This page contains general information about the Implicit Association Test (IAT). For answers to frequently asked questions about specific tests, please visit the Race IAT and Gender IAT pages.
1. Who created the IAT?
The IAT was jointly developed by the following three professors:
2. When and why was the IAT first developed?
The IAT was initially developed in 1995 as a laboratory tool to understand unconscious attitudes and biases. It was first adapted for use on the web in 1998.
3. Where can I learn more about the IAT and hidden biases?
Two good places to learn more about the IAT are the Project Implicit web site developed by the same researchers who created the test, and the tolerance.org web site developed by the Southern Poverty Law Center. The latter site also has a nontechnical overview page entitled Hidden Bias: A Primer.
4. Are there other IATs available on the web?
Yes. The Project Implicit web site offers several versions of the IAT, and tolerance.org has more than 10 different versions of the IAT, including tests related to race, gender, sexual orientation, age, body image, and other topics.
5. What kind of research is being done with the IAT?
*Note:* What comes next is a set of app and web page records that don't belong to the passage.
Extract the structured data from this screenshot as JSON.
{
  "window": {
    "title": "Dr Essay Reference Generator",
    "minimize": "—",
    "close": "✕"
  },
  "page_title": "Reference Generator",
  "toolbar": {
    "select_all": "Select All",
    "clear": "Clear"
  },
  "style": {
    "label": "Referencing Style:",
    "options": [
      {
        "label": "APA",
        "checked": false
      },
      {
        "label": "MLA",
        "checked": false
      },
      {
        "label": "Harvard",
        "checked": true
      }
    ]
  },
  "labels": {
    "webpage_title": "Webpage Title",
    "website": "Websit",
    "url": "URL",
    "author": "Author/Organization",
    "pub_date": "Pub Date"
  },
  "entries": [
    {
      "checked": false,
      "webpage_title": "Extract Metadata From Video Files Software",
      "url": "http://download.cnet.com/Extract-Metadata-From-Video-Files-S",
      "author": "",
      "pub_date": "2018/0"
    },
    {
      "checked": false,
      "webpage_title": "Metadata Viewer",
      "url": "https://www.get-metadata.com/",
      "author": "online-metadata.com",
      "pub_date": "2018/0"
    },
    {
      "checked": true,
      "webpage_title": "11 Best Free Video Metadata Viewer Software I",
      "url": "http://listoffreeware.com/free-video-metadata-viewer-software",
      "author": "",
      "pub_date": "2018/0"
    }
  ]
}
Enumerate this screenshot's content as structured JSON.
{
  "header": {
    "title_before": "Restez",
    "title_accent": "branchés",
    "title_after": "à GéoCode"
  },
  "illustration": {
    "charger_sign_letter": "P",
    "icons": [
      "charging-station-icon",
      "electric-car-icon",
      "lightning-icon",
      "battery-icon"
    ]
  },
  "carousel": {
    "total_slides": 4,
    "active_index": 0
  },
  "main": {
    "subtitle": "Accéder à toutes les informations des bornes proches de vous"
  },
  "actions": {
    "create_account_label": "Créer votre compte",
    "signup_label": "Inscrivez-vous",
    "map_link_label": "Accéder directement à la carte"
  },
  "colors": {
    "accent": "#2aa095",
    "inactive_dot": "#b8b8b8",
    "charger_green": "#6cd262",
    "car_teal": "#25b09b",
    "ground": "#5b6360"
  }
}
Dozens of research teams worldwide are using the IAT to explore a wide range of topics, including unconscious stereotyping, nationalism, ageism, anti-fat prejudice, and self-esteem, to name just a few. For a partial list of researchers, please see IAT Researchers Worldwide.